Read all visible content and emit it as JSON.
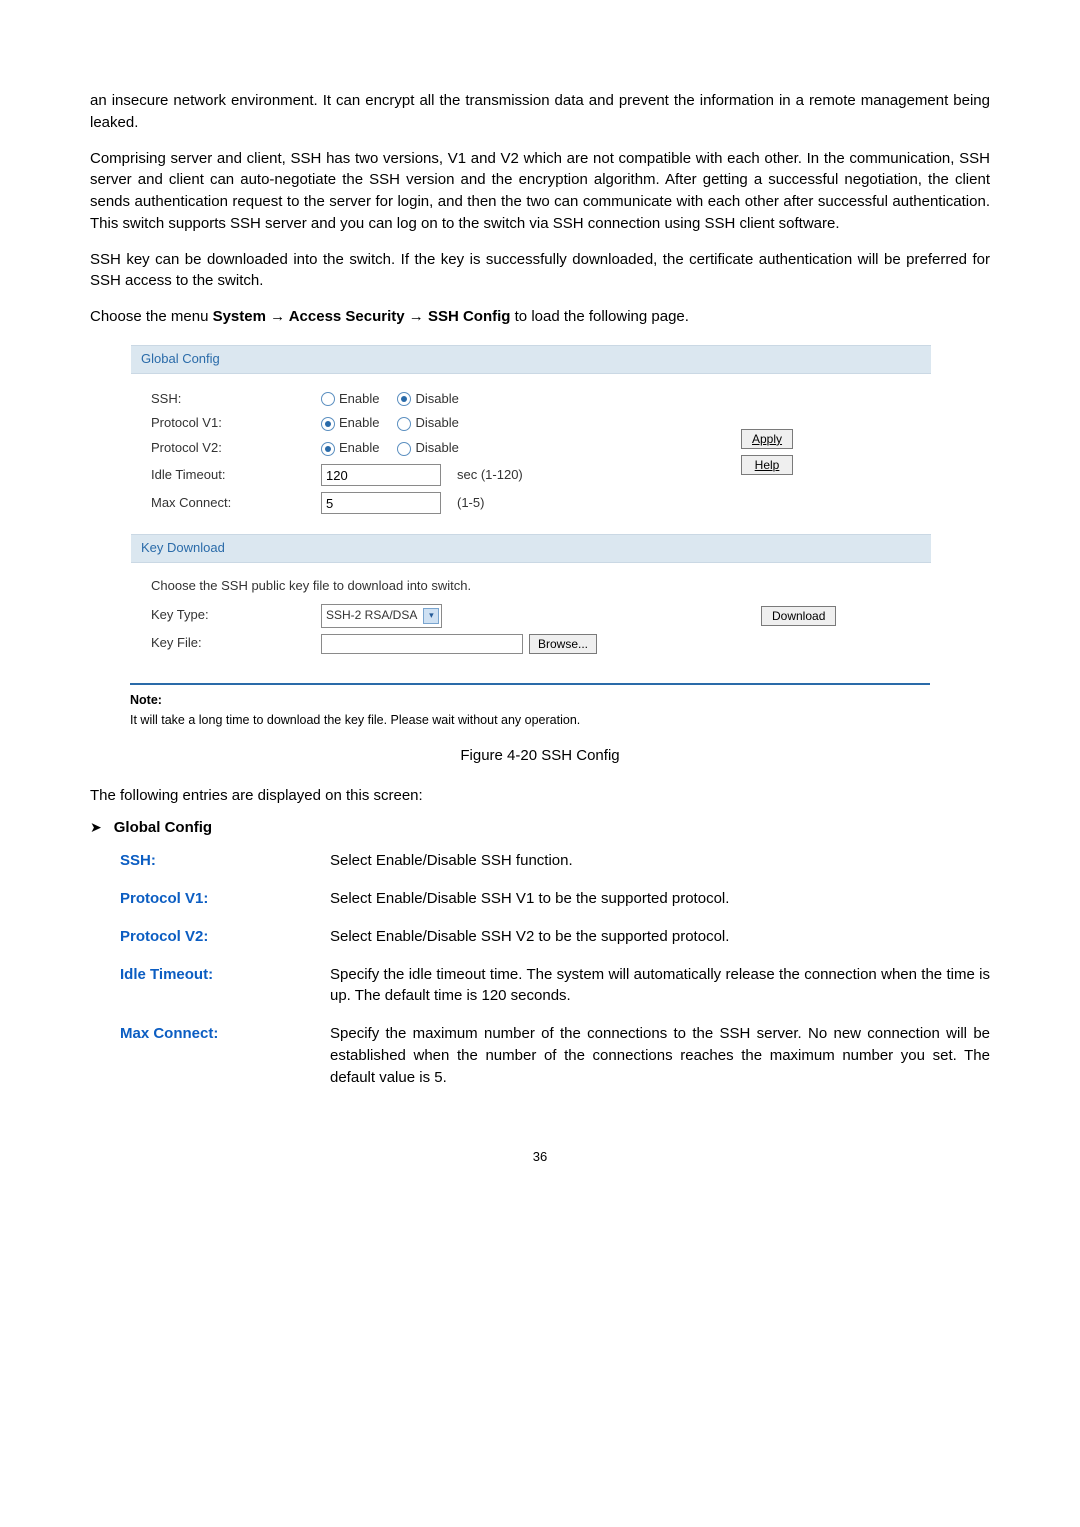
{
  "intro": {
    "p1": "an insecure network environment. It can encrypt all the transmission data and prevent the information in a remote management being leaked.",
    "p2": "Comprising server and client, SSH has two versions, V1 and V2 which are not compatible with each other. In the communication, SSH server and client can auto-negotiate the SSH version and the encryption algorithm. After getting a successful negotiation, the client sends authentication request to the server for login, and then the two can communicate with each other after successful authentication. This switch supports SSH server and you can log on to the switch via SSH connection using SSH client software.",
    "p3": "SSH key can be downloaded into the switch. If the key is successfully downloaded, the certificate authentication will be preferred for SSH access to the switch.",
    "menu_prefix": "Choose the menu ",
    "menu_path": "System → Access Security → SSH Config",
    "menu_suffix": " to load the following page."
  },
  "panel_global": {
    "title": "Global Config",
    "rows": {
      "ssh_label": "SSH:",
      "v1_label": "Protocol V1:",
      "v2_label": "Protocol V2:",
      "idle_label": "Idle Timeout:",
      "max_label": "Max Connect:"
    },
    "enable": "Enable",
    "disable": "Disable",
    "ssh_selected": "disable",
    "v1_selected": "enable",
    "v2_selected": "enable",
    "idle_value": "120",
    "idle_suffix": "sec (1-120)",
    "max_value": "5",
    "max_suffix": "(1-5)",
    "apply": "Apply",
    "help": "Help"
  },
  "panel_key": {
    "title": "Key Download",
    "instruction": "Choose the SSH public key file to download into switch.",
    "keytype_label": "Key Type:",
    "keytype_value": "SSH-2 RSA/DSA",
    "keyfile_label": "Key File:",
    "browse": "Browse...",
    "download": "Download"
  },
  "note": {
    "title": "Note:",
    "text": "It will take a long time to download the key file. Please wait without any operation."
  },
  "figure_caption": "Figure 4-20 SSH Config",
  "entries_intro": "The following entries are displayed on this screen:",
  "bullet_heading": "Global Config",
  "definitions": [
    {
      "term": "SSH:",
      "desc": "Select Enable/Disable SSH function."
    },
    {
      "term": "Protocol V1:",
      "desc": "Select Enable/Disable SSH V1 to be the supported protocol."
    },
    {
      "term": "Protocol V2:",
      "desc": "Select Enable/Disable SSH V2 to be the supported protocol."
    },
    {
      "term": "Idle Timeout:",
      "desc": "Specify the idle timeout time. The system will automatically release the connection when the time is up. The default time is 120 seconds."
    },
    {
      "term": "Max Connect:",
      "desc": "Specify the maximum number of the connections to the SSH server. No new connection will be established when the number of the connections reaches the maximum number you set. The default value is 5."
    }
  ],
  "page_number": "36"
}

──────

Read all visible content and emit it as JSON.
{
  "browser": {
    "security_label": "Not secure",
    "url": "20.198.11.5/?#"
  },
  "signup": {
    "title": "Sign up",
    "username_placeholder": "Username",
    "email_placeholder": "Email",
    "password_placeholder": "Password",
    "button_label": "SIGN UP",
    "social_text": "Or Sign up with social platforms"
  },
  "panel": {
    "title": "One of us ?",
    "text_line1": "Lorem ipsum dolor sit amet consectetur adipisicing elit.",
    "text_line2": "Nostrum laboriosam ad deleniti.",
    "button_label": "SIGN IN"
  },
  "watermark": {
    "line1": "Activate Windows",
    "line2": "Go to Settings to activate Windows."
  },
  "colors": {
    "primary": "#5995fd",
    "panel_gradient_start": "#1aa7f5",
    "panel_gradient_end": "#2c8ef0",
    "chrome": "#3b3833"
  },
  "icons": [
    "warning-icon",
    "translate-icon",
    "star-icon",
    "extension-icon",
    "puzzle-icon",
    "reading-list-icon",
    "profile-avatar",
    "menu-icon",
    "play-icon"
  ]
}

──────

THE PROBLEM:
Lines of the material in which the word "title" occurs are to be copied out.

OUTPUT FOR THIS EXERCISE:
    "title": "Global Config",
    "title": "Key Download",
    "title": "Note:",
    "title": "Sign up",
    "title": "One of us ?",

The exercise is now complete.